Tim Cook has finished in the second runners-up spot for this years’ Time Magazine Person of the Year award. Time Magazine has announced that this year’s outright winner would be US President Barack Obama. Time then revealed its four runners-up and in order they were Malala Yousafzai, Apple CEO Tim Cook, Egyptian president Mohammed Morsi and Italian physicist Fabiola Gianotti, respectively. Cook was handpicked by the late Steve Jobs to take over his position at Apple back in 2011. Time Magazine says:
And like an Apple product, Cook runs smooth and fast. When Jobs died on Oct. 5, 2011, of pancreatic cancer, there were questions about whether Cook could lead Apple. Some, myself included, wondered whether Apple was even a viable company without Jobs. Since then Cook has gone about his business apparently unintimidated by his role as successor to one of the greatest innovators in history. Cook’s record hasn’t been flawless, but he has presided in a masterly way over both a thorough, systematic upgrading of each of the company’s major product lines and a run-up in the company’s financial fortunes that can only be described as historic.
The award is given every year by Time Magazine to recognise the people who have done the most to influence the events of that particular year. As a result of finishing as a runner-up, Tim Cook will appear on one of the covers of the Time Magazine “Person of the Year issue. Writer Lev Grossman has already written a detailed profile charting Tim Cook’s first full year as Apple’s CEO. The profile is well worth reading and includes some interesting insight into Cook’s daily working routines.
Cook does have a few things in common with Jobs. He’s a workaholic, and not of the recovering kind.
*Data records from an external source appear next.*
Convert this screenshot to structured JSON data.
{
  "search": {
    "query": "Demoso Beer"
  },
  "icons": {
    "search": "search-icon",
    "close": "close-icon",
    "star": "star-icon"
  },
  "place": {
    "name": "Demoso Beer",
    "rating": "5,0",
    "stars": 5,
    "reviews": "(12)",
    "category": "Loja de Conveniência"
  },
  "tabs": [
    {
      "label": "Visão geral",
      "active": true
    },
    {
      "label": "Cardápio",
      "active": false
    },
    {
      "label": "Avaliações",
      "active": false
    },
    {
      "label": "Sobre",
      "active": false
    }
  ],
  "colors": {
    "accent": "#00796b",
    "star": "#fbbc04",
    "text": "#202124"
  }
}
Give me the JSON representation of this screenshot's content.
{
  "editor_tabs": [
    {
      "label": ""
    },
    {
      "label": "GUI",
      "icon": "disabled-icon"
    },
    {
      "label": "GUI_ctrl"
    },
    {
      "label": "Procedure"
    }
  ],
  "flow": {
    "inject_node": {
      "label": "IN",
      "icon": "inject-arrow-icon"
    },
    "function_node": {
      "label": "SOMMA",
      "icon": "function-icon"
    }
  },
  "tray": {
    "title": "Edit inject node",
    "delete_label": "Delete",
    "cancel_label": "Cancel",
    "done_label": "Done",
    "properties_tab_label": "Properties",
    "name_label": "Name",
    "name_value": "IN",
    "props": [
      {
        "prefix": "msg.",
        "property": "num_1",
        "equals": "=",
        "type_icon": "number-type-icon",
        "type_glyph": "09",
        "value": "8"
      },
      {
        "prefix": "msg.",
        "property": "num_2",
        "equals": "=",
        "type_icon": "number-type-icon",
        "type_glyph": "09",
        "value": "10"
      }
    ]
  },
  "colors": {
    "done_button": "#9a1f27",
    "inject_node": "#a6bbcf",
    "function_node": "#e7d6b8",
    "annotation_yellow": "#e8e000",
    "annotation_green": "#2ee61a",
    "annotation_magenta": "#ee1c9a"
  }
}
He wakes up at 3:45 every morning (“Yes, every morning”), does e-mail for an hour, stealing a march on those lazy East Coasters three time zones ahead of him, then goes to the gym, then Starbucks (for more e-mail), then work. “The thing about it is, when you love what you do, you don’t really think of it as work. It’s what you do. And that’s the good fortune of where I find myself.”
Source: Time Magazine